Decisions made by engineers today will determine how all cars drive.
The biggest ethical challenges for self-driving cars arise in mundane situations, not when crashes are unavoidable.
Is it going to stop?
In the wake of a self-driving Uber car killing a pedestrian in Arizona, an ethicist examines the state of autonomous vehicle development.
People stroll along Moshoeshoe Street in Emfuleni.
By expanding our understanding of streets and enhancing their design, every street corner could become a space to socialise, to exercise, to play, or to trade.
It's time to turn Oxford Street into a haven for walkers.
The clock change's impact on commuter numbers highlights the need to use street lighting more effectively.
When will cars be able to talk to their surroundings?
If all the elements in the transportation system are going to talk to each other, the people at the companies and government agencies that make those items need to talk to each other too.
Beijing residents with a variety of approaches to urban air pollution.
In recent years the number of motor vehicles – and the pollution they generate – has grown astronomically, leading some citydwellers to wear facemasks in the hopes of protecting themselves. So do they work?
Sales of electric vehicles are growing fast, especially in Europe.
Shifting to plug-in cars wouldn't be enough to max out global oil consumption by 2040. But it could help make that happen if cities pitch in and ride-sharing doesn't crowd out public transportation.
What can we do to avoid clashes between users of shared paths?
The golden rule of shared paths is that the person in the less vulnerable position should be mindful of the more vulnerable user.
Not enough time to cross.
If we want older people to stay mobile, we need to look at the everday issues they encounter first.
Most road-safety initiatives prioritise a rapid clearing of the road so cars can pass.
In contrast to increases in vehicle safety over the decades, we have seen little new technology to ensure the safety of pedestrians – and current innovations are still based on a car-centric approach.
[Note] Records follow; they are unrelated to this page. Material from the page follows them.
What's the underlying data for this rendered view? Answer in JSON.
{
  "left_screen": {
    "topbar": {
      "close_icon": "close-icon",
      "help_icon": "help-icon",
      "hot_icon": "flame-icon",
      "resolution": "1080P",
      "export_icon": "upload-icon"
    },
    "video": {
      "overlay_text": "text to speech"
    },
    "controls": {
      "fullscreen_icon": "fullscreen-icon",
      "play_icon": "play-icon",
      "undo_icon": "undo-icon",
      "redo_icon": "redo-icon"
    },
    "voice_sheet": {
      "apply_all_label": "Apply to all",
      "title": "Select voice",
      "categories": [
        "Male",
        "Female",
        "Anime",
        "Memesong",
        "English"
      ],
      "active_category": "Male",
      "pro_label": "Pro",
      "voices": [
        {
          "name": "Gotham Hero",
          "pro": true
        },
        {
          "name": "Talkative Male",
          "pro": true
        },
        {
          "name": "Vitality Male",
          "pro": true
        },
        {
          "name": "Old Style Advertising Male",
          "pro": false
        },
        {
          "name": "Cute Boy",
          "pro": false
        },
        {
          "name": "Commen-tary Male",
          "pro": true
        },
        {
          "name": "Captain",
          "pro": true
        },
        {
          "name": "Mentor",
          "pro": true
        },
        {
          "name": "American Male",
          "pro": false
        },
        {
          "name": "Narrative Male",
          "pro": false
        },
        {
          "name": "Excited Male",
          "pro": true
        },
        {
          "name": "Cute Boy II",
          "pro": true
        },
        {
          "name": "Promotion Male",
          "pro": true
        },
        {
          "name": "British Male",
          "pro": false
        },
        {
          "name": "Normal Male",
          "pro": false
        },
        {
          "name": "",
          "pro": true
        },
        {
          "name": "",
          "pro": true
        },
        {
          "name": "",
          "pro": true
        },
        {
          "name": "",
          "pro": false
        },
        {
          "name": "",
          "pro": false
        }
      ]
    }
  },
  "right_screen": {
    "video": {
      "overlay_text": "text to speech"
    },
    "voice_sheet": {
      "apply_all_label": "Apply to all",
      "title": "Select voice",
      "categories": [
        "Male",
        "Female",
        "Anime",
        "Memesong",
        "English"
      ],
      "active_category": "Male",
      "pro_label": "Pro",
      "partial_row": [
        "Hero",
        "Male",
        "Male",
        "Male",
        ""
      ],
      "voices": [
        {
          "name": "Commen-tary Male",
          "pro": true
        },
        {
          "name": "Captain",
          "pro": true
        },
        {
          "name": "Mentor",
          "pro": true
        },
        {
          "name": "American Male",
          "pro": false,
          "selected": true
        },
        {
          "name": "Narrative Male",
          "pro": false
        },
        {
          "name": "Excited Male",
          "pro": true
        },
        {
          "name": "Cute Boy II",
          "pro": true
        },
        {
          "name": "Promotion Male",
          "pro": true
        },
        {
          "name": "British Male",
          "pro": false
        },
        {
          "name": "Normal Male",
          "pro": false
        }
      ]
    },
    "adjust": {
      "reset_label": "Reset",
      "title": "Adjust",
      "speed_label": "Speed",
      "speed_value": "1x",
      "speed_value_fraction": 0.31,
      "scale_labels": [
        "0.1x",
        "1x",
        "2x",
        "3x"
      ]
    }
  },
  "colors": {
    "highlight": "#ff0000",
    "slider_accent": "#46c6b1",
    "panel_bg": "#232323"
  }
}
Racewalkers turn a corner – keeping one foot on the ground – during the women’s 20-km event at the 2012 London Olympics.
Racewalking has been part of the Olympic Games since 1904, but gets little respect in the United States. That might change if Americans knew a little more about it.
Many mobile phone users now text, or intently perform some other function on their phone, while walking.
Banning pedestrians from using their phones seems a natural extension of the prohibition against mobile phone use while driving.
Everyone has experienced it. Striding along in a purposeful hurry, your progress is thwarted by a slow-moving pedestrian, dawdling along the pavement. Perhaps they’re talking into their mobile phone, looking…
The way we get around has been revolutionised over the past half a century. But old habits die hard.